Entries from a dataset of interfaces
--- START ---

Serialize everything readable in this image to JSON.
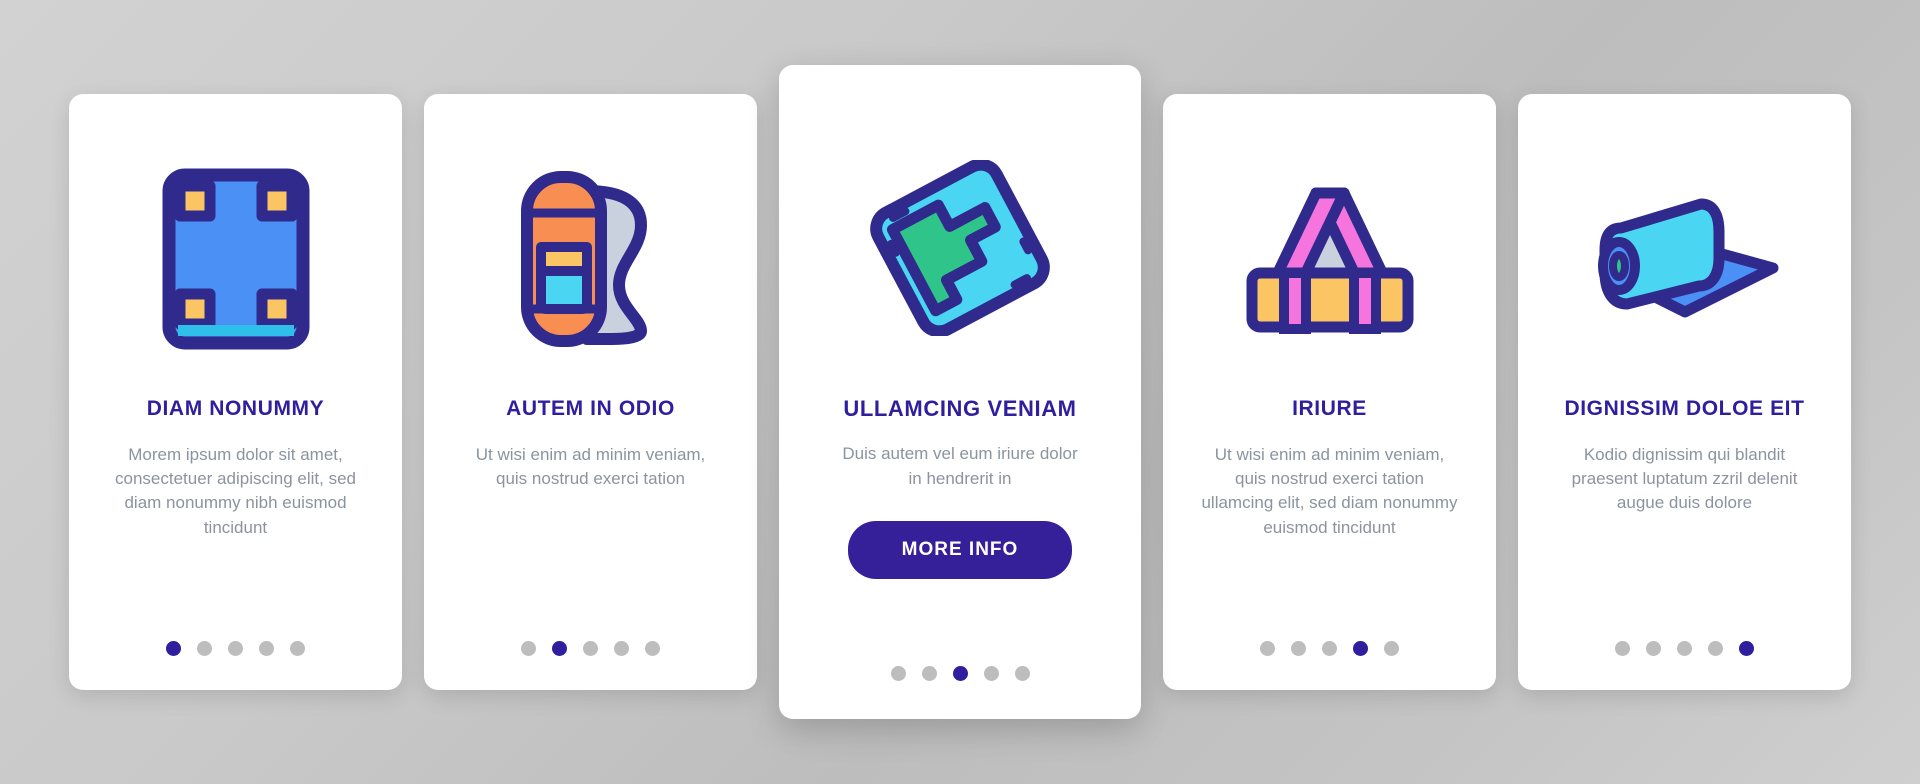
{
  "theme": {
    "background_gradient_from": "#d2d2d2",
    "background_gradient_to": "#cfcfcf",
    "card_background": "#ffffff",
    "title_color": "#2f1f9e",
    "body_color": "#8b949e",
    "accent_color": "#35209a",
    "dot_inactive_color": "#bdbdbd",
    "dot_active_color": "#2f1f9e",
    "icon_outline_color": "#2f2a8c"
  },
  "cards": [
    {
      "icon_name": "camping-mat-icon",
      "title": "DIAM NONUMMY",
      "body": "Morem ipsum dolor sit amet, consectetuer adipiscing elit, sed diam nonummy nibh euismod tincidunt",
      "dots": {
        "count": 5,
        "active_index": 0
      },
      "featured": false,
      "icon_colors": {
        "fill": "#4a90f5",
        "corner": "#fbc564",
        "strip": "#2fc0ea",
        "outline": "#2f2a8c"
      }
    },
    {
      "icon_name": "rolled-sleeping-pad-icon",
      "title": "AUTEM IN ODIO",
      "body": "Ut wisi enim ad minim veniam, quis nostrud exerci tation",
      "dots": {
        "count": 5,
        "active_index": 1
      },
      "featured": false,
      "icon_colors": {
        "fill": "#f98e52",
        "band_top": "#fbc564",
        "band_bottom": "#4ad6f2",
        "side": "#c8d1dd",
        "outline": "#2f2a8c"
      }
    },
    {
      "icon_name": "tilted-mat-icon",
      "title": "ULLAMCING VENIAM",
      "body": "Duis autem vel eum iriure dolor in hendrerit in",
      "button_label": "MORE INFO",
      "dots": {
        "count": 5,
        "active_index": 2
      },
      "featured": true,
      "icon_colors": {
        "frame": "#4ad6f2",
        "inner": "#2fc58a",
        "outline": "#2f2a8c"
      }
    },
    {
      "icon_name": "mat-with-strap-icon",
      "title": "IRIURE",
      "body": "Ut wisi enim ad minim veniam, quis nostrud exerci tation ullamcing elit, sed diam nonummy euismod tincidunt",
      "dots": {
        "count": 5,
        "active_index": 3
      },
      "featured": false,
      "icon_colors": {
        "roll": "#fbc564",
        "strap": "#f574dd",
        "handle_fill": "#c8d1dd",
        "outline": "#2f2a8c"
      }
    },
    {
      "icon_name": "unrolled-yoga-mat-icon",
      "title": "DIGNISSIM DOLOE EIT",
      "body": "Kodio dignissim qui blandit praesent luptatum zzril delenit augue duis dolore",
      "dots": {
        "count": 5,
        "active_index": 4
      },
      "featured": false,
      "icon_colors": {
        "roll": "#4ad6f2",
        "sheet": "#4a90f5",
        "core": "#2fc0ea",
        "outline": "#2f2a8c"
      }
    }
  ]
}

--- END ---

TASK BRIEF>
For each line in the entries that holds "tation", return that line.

PROBLEM SOLUTION>
      "body": "Ut wisi enim ad minim veniam, quis nostrud exerci tation",
      "body": "Ut wisi enim ad minim veniam, quis nostrud exerci tation ullamcing elit, sed diam nonummy euismod tincidunt",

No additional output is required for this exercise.